Without wanting to sound too much like a quote from The Matrix, but what if I told you that being in shape was a skill?
Now what if I told you being in shape was like riding a bike? Most of us have been on and off diets, more off than on, and often blamed a lack of willpower when we have fallen off plan. But is it willpower?
Let’s take it back a little and try to put it into context. Put your hand up if the first time you got on a bike, you could ride it. I’m guessing that you didn’t put your hand up, right?
Okay so put your hand up if for any of the multiple times that you fell off your bike, you blamed it on a lack of willpower to stay on the bike?
Of course you didn’t, that would be ridiculous. You wouldn’t blame it on a lack of willpower, it would be a lack of skill level, surely?
If you ‘fall off’ your diet, don’t look at willpower, look at the reasons you fell in the first place, look at what triggered you to fall.
It could be something as simple as having no food prepped so you grabbed something, or you were having a stressful day so you had wine/chocolate/pizza.
Find the trigger and try to prevent it from happening again, make sure you have food prepped to prevent cravings, ask yourself if having wine, chocolate or pizza is going to reverse a stressful day? Chances are no, and then you will feel worse for messing up your nutrition too.
If you do make a mistake and end up having chips for lunch then do not do the old ‘well I have ruined today so I may as well go crazy and have an ice cream pizza!’ you can have a day with one mistake in it or 5, which is going to be more harmful to your goals?
Now many people will blame bad genetics for a lack of progress or being weak willed, but the fact is, with enough practice, everyone can learn to ride a bike!
Now there will be the genetically blessed ones who win the Tour De France or compete in the Olympics but at some level everyone can improve through practice!
So what do I mean by practicing to get in better shape?
Be prepared – Plan and cook meals in advance, doing a Sunday ‘cookarama’ to set you up for the rest of the week gets easier the more you do it.
Analyze your habits – As mentioned if you find yourself reaching for the cookie jar every time you have a bad day at work then this is a trigger to a bad habit. Also, the reverse is true. Do you self sabotage by rewarding yourself with ‘bad’ foods if you have eaten well all week? Rewarding yourself with exactly the thing you are trying to avoid makes about as much sense as an alcoholic having a shot of whisky to celebrate not drinking!
Don’t quit – There are going to be times when you fall off the wagon, be that for a meal, a day or a week but you must get back on it. Remember why you started, we recommend you write a statement when you start, what you want to achieve, why you want to achieve it, how you will feel when you do and what it will mean to you. You can read this when motivation and willpower is low!
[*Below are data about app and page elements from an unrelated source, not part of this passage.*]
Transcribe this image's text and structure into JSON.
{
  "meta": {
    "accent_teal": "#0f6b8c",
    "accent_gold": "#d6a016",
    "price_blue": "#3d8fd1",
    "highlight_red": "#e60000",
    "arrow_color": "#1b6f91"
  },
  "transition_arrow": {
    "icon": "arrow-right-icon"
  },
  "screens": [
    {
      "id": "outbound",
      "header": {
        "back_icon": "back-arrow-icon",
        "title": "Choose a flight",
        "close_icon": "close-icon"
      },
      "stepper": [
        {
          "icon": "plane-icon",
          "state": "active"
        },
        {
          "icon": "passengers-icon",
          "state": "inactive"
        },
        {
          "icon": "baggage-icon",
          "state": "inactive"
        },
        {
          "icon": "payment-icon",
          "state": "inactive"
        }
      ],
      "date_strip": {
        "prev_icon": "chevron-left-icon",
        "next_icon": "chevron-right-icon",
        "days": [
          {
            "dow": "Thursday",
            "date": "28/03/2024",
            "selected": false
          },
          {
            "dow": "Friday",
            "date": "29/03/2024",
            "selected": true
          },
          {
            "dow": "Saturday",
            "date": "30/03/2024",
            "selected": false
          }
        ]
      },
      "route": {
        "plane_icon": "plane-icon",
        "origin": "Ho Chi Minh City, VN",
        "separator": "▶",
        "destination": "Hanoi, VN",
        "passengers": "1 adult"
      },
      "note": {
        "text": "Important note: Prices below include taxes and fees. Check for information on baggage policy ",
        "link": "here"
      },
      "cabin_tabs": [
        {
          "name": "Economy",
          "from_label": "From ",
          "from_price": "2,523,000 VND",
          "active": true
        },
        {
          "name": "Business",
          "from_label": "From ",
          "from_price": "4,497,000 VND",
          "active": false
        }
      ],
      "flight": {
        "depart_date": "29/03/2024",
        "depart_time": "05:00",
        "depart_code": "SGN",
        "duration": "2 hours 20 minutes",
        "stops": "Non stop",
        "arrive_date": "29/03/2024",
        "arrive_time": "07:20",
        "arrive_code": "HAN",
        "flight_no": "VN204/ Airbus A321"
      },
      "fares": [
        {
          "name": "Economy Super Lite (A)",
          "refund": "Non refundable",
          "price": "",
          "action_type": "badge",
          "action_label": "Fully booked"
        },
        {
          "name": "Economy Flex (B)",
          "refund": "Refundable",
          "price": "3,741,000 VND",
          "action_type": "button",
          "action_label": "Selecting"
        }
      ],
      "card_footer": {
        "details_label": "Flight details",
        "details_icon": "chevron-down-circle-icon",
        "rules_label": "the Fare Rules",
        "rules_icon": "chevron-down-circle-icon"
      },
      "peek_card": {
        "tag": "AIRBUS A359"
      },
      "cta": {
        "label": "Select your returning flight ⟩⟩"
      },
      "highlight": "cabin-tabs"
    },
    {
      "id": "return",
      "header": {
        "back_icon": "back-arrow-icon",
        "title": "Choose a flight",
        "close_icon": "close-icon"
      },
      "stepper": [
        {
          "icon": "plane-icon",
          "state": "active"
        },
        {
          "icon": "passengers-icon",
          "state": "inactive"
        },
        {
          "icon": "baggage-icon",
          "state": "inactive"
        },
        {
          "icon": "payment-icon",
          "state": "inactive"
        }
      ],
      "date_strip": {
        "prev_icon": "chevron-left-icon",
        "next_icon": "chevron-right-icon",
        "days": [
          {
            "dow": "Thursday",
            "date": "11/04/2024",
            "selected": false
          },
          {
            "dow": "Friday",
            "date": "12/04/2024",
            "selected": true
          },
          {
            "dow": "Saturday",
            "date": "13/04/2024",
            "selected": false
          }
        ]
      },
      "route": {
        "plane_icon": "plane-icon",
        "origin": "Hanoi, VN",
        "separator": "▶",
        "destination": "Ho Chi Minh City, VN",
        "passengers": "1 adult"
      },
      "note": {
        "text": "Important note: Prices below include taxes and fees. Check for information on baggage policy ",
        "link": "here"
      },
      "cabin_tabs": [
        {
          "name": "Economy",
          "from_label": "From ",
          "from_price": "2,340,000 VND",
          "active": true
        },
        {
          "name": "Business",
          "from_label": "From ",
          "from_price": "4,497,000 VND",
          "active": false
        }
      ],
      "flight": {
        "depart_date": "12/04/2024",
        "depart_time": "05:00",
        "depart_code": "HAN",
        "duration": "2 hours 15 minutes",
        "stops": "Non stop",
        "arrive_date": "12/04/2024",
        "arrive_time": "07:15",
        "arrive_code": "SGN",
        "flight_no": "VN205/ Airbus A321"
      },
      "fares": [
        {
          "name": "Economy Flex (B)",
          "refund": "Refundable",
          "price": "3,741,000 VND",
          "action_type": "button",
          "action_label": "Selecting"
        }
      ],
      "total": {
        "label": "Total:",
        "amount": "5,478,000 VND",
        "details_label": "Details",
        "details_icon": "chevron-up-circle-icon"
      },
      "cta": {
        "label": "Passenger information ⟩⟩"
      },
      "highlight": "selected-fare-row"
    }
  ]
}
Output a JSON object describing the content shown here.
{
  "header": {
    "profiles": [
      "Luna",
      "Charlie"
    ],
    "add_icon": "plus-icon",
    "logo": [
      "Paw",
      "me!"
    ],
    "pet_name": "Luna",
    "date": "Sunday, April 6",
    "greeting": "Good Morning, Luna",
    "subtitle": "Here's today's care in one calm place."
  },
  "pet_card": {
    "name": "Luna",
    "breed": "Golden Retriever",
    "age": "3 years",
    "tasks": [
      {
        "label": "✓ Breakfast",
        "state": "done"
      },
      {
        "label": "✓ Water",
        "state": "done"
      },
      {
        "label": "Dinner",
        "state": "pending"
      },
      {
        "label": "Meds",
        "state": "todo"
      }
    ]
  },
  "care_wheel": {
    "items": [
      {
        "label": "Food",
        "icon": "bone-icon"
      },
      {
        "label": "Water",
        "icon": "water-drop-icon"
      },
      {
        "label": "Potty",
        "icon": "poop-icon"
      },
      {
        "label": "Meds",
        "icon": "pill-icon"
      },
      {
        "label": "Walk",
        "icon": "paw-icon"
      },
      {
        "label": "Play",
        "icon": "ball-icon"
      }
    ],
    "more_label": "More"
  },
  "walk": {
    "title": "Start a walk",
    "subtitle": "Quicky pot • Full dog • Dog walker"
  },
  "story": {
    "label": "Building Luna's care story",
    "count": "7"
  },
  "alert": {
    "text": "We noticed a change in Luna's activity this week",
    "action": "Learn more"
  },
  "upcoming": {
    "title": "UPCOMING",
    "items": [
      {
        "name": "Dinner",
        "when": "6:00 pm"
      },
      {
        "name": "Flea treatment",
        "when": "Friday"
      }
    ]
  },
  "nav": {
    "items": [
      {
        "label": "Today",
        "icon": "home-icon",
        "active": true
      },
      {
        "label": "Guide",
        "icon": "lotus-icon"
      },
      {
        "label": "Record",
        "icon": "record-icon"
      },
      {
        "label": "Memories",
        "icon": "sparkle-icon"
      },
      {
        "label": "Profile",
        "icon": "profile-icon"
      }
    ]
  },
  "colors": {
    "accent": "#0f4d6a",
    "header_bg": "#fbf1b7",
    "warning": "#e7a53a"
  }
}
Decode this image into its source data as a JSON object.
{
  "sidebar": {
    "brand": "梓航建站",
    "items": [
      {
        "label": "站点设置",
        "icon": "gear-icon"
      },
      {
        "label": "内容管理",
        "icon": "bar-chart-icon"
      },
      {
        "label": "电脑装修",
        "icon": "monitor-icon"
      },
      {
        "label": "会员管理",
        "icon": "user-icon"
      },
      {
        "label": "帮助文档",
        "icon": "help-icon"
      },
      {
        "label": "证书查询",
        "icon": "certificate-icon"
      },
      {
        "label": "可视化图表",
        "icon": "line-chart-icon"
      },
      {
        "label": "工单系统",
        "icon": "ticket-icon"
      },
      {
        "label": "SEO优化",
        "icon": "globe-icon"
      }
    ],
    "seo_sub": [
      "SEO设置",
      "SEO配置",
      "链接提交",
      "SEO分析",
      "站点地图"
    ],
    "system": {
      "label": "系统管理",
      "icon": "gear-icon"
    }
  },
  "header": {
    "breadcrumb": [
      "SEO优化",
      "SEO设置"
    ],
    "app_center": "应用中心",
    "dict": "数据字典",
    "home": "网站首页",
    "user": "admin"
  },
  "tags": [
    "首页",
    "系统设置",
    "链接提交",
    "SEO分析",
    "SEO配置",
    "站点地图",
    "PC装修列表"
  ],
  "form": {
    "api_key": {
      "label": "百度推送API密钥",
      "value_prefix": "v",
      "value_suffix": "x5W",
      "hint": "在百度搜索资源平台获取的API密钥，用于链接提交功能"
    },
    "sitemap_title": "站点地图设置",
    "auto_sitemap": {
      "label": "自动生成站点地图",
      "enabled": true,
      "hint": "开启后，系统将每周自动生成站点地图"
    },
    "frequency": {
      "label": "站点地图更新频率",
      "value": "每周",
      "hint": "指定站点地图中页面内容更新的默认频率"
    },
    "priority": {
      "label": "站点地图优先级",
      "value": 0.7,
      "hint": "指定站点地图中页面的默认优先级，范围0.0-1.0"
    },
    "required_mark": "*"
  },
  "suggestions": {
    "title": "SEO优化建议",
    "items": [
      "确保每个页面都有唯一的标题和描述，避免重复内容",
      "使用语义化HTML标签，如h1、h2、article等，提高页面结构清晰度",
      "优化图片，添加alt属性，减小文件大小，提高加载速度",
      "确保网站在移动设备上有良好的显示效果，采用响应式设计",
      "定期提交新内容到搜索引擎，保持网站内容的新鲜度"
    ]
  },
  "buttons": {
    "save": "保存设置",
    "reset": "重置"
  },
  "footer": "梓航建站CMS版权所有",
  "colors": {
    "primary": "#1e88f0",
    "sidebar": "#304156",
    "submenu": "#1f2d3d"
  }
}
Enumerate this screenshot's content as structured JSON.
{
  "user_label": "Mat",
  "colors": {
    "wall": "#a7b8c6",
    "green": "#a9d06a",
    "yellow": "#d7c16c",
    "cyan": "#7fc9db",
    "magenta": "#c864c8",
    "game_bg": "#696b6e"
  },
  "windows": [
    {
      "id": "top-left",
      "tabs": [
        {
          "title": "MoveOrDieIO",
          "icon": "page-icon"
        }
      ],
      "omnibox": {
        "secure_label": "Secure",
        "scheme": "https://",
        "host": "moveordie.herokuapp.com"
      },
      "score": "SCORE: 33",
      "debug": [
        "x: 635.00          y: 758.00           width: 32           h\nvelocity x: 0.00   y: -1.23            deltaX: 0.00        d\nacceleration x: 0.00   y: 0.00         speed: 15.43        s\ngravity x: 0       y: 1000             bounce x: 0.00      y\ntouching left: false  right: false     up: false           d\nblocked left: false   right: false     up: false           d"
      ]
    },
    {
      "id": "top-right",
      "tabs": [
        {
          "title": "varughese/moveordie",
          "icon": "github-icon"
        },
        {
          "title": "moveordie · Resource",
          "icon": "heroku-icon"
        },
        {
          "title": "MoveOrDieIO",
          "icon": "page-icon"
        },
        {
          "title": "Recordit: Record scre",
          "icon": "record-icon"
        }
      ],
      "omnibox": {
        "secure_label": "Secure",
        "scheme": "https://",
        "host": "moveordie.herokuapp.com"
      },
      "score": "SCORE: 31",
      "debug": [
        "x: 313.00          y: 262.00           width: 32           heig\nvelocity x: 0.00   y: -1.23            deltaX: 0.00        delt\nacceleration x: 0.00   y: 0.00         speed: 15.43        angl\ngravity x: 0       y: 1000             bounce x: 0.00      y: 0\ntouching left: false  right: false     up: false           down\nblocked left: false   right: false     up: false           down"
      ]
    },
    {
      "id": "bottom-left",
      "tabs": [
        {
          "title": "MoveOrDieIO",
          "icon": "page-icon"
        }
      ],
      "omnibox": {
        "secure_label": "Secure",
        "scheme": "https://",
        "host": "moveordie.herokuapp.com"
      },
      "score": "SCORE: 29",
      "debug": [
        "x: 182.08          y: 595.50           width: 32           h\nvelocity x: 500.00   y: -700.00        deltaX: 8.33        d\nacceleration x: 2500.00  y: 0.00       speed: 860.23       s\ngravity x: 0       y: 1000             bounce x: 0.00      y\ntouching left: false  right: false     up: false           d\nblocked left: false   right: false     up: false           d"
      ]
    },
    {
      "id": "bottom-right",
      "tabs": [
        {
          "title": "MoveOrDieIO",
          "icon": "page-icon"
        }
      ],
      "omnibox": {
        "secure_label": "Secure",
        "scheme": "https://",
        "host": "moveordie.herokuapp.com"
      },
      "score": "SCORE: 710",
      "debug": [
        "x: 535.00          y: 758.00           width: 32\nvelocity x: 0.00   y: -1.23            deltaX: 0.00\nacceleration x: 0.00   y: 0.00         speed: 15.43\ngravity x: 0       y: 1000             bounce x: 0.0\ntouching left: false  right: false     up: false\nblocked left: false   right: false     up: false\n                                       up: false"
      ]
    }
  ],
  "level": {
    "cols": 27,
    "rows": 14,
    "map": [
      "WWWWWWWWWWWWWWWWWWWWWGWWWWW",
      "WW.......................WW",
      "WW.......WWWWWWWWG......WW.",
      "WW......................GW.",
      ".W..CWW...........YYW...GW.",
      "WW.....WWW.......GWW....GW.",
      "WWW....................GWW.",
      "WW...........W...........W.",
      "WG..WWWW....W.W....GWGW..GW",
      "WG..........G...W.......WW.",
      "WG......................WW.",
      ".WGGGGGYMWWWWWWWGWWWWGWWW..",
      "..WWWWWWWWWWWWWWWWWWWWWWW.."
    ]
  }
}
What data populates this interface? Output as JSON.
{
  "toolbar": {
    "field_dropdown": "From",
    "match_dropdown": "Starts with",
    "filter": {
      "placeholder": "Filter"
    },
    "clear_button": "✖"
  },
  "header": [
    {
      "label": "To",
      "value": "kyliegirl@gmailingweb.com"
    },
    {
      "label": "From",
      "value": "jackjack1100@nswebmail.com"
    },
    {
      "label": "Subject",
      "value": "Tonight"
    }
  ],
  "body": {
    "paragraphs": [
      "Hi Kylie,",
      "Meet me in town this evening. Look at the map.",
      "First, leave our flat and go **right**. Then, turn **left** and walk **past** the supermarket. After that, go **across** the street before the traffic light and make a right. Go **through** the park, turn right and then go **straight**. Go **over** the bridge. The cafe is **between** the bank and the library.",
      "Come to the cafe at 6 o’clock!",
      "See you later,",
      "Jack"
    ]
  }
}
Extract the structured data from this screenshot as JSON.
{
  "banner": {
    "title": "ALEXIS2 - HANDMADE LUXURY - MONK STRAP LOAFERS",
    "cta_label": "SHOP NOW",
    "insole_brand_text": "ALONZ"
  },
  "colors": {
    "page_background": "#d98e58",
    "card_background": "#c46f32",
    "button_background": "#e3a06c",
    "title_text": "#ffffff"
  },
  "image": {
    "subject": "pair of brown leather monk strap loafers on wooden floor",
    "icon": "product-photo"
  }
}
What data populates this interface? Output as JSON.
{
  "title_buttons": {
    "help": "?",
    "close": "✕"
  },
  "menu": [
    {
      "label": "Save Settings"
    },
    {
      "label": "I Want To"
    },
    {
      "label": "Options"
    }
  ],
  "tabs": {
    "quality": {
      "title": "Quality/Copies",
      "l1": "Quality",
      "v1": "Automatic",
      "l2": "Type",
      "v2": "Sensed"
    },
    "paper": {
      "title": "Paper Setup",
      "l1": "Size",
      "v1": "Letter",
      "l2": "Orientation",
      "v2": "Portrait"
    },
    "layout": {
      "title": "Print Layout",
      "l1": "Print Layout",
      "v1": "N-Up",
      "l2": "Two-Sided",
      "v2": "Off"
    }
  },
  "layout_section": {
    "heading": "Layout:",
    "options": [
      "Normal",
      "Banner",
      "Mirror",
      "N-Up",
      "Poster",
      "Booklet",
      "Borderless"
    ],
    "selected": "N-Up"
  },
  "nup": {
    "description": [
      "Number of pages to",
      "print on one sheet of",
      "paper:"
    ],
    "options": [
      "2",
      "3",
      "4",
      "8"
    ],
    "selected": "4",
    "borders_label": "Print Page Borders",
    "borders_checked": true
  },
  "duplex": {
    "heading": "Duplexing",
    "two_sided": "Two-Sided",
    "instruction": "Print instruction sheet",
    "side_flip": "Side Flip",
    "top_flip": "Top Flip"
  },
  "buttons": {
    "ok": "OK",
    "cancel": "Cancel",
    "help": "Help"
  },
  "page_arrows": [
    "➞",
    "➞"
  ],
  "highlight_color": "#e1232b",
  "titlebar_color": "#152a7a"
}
Practice – Take what works and change what doesn’t, it’s all about what works for you. I like to train on a morning whereas you may prefer the evening. I like to cook my food on a Sunday but you may want to do each day as it comes. It is whatever works for you but the more often you do these things, the more they become a habit and the better you get at doing them.
Place barriers – Something we talk quite a lot at Sustain is the pleasure and pain of things, you want some cake so you eat it and it brings short term pleasure as you eat it, that quickly changes to long term pain as you have deviated from your diet and are still not in the shape you wanted OR you want the cake but you don’t eat it, you have the short term pain of not eating the cake but the long term pleasure of taking positive steps towards the body you want.
Try to stop and think on all these decisions and think which is this going to be long term or short term pain or pleasure and weigh up if it is worth eating/drinking or not going to the gym.
So there you have it, some to tips to help you succeed.
& Joe Robinson
For a free nutrition review head to www.sustainnutrition.co.uk